THE sheer terror of the Paris attacks is difficult to comprehend. Like the Mumbai attacks and the Peshawar school tragedy, there are some crimes that numb the mind for their monstrousness. Nine-eleven was the turning point in the fight against Al Qaeda. Paris may well prove to be the turning point in the fight against the militant group calling itself the Islamic State. If that fight is to be won, however, the nature of the threat must be understood and the instruments and policies used to fight it informed by lessons of the past, particularly those in the global fight against Islamist militancy over the past decade and a half. The eerie similarities between the Mumbai, Peshawar and Paris attacks all underscore a simple truth: radicalised militants view everyone as an enemy — Muslims, Christians, Hindus, non-believers, everyone. Just as Al Qaeda killed indiscriminately, so does IS. Yes, religiously inspired militants claim to be following the tenets of Islam, but they are wrong. And there is no more obvious refutation of that claim than by looking at the identity of the victims of Islamist militancy globally. Al Qaeda was a threat to the civilised world, as is IS now.
Religiously inspired militancy is no ordinary threat, however. Just as once the Afghan jihad morphed into the global Al Qaeda threat and Al Qaeda’s pre-eminence has been usurped by IS, defeating IS alone will not be the answer. Nor will it be easy. As is now widely accepted, a series of errors, spanning the last decade and a half and catalysed by the historic mistake that was the US invasion of Iraq, has led to the rise of perhaps the most formidable militant threat in modern history. How France, other Western powers and the US in particular will react to the Paris attacks will have potentially long-lasting effects. Already in Syria, there is more of a policy disaster than any semblance of a winning strategy. Moreover, as was seen in the aftermath of the toppling of the Taliban government in Afghanistan and the Saddam Hussein regime in Iraq, it is equally important to have a well-informed strategy for stabilising post-conflict countries. Otherwise, all military gains will be lost — and even deadlier threats than Al Qaeda and IS spawned.

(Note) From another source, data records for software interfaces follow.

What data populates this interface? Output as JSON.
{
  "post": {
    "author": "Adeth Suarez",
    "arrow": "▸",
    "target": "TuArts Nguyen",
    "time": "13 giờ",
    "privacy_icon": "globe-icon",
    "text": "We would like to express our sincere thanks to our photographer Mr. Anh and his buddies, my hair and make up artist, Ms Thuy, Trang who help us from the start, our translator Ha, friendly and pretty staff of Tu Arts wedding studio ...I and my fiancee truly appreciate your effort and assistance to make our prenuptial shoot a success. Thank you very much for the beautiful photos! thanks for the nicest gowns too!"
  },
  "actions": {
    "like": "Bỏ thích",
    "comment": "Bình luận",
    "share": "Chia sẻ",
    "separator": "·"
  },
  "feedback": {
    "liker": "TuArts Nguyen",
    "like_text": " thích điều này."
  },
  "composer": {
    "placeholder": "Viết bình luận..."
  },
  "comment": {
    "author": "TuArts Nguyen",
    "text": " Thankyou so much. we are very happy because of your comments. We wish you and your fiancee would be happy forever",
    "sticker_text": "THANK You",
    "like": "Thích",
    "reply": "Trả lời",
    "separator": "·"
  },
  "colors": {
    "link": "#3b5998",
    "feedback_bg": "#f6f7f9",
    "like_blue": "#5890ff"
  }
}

Where, though, is the Muslim world in all of this? The destructive competition of Saudi Arabia and Iran in the Middle East and the Muslim world in general appears to have stifled any pan-Muslim initiatives. Turkey, Pakistan, Indonesia, Malaysia — each has a large population and high stakes in helping defeat militancy. In the Middle East, there are states that could urgently lobby the Muslim world for a united approach. But each and every Muslim-majority country appears to have some reason or the other to not provide leadership — even though Islamist militancy is perhaps a greater threat to the Muslim world than to the non-Muslim world.
Published in Dawn, November 15th, 2015